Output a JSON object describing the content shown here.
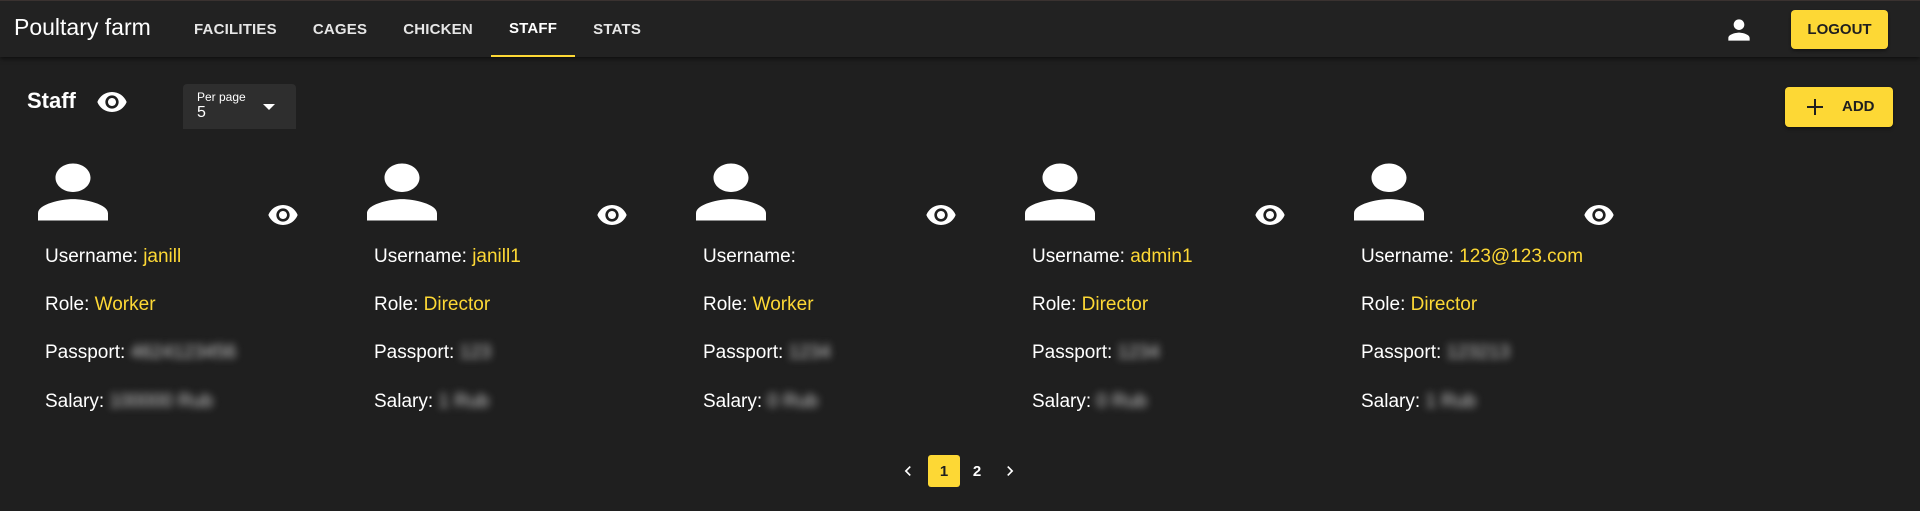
{
  "app": {
    "title": "Poultary farm"
  },
  "nav": {
    "tabs": [
      {
        "label": "FACILITIES",
        "active": false
      },
      {
        "label": "CAGES",
        "active": false
      },
      {
        "label": "CHICKEN",
        "active": false
      },
      {
        "label": "STAFF",
        "active": true
      },
      {
        "label": "STATS",
        "active": false
      }
    ]
  },
  "header": {
    "user_icon": "account-icon",
    "logout_label": "LOGOUT"
  },
  "page": {
    "title": "Staff",
    "title_icon": "eye-icon",
    "per_page": {
      "label": "Per page",
      "value": "5"
    },
    "add_label": "ADD"
  },
  "labels": {
    "username": "Username:",
    "role": "Role:",
    "passport": "Passport:",
    "salary": "Salary:"
  },
  "staff": [
    {
      "username": "janill",
      "role": "Worker",
      "passport": "4624123456",
      "salary": "100000 Rub"
    },
    {
      "username": "janill1",
      "role": "Director",
      "passport": "123",
      "salary": "1 Rub"
    },
    {
      "username": "",
      "role": "Worker",
      "passport": "1234",
      "salary": "0 Rub"
    },
    {
      "username": "admin1",
      "role": "Director",
      "passport": "1234",
      "salary": "0 Rub"
    },
    {
      "username": "123@123.com",
      "role": "Director",
      "passport": "123213",
      "salary": "1 Rub"
    }
  ],
  "pagination": {
    "pages": [
      "1",
      "2"
    ],
    "current": "1"
  },
  "colors": {
    "accent": "#fdd835",
    "background": "#1f1f1f",
    "bar": "#222222"
  }
}
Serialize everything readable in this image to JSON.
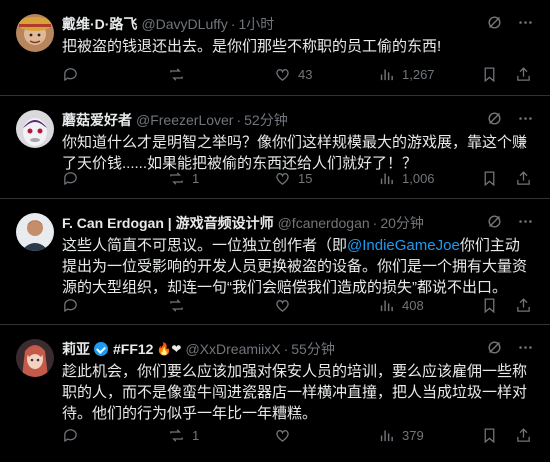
{
  "tweets": [
    {
      "name": "戴维·D·路飞",
      "handle": "@DavyDLuffy",
      "time": "1小时",
      "text": "把被盗的钱退还出去。是你们那些不称职的员工偷的东西!",
      "avatar": "luffy-avatar",
      "stats": {
        "replies": "",
        "retweets": "",
        "likes": "43",
        "views": "1,267"
      }
    },
    {
      "name": "蘑菇爱好者",
      "handle": "@FreezerLover",
      "time": "52分钟",
      "text": "你知道什么才是明智之举吗？像你们这样规模最大的游戏展，靠这个赚了天价钱......如果能把被偷的东西还给人们就好了！？",
      "avatar": "freezer-avatar",
      "stats": {
        "replies": "",
        "retweets": "1",
        "likes": "15",
        "views": "1,006"
      }
    },
    {
      "name": "F. Can Erdogan | 游戏音频设计师",
      "handle": "@fcanerdogan",
      "time": "20分钟",
      "text_before": "这些人简直不可思议。一位独立创作者（即",
      "mention": "@IndieGameJoe",
      "text_after": "你们主动提出为一位受影响的开发人员更换被盗的设备。你们是一个拥有大量资源的大型组织，却连一句“我们会赔偿我们造成的损失”都说不出口。",
      "avatar": "photo-avatar",
      "stats": {
        "replies": "",
        "retweets": "",
        "likes": "",
        "views": "408"
      }
    },
    {
      "name": "莉亚",
      "tag": "#FF12",
      "emoji": "🔥❤",
      "handle": "@XxDreamiixX",
      "time": "55分钟",
      "text": "趁此机会，你们要么应该加强对保安人员的培训，要么应该雇佣一些称职的人，而不是像蛮牛闯进瓷器店一样横冲直撞，把人当成垃圾一样对待。他们的行为似乎一年比一年糟糕。",
      "avatar": "anime-avatar",
      "stats": {
        "replies": "",
        "retweets": "1",
        "likes": "",
        "views": "379"
      }
    }
  ],
  "colors": {
    "accent": "#1d9bf0",
    "muted": "#71767b",
    "text": "#e7e9ea",
    "border": "#2f3336"
  }
}
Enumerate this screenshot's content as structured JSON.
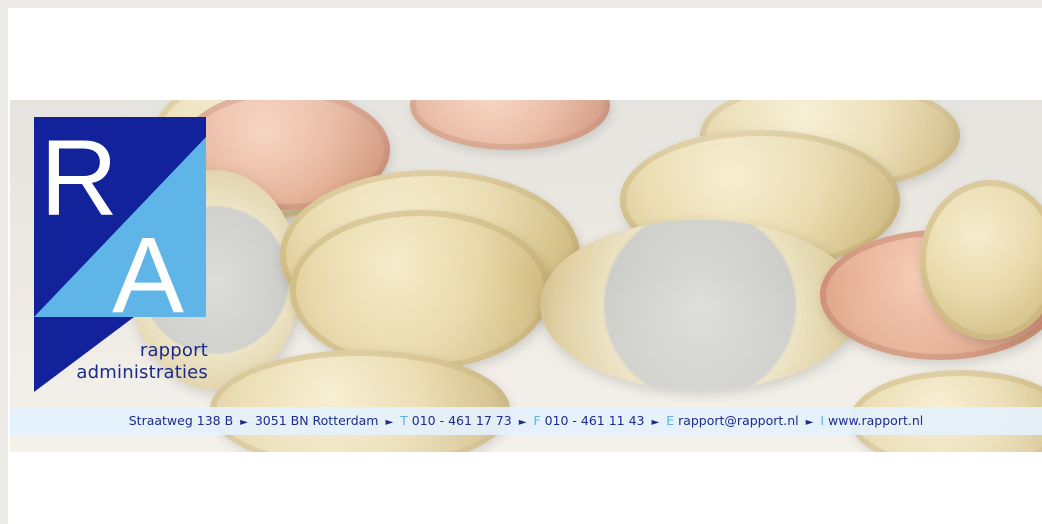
{
  "brand": {
    "logo_letters": [
      "R",
      "A"
    ],
    "name_line1": "rapport",
    "name_line2": "administraties",
    "colors": {
      "dark_blue": "#12229a",
      "light_blue": "#5fb4e8",
      "white": "#ffffff"
    }
  },
  "contact": {
    "address": "Straatweg 138 B",
    "city": "3051 BN Rotterdam",
    "separator": "►",
    "phone_key": "T",
    "phone": "010 - 461 17 73",
    "fax_key": "F",
    "fax": "010 - 461 11 43",
    "email_key": "E",
    "email": "rapport@rapport.nl",
    "web_key": "I",
    "web": "www.rapport.nl"
  }
}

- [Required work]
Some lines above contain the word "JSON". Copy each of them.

- [Written response]
Output a JSON object describing the content shown here.
Serialize everything readable in this image to JSON.
Enumerate this screenshot's content as structured JSON.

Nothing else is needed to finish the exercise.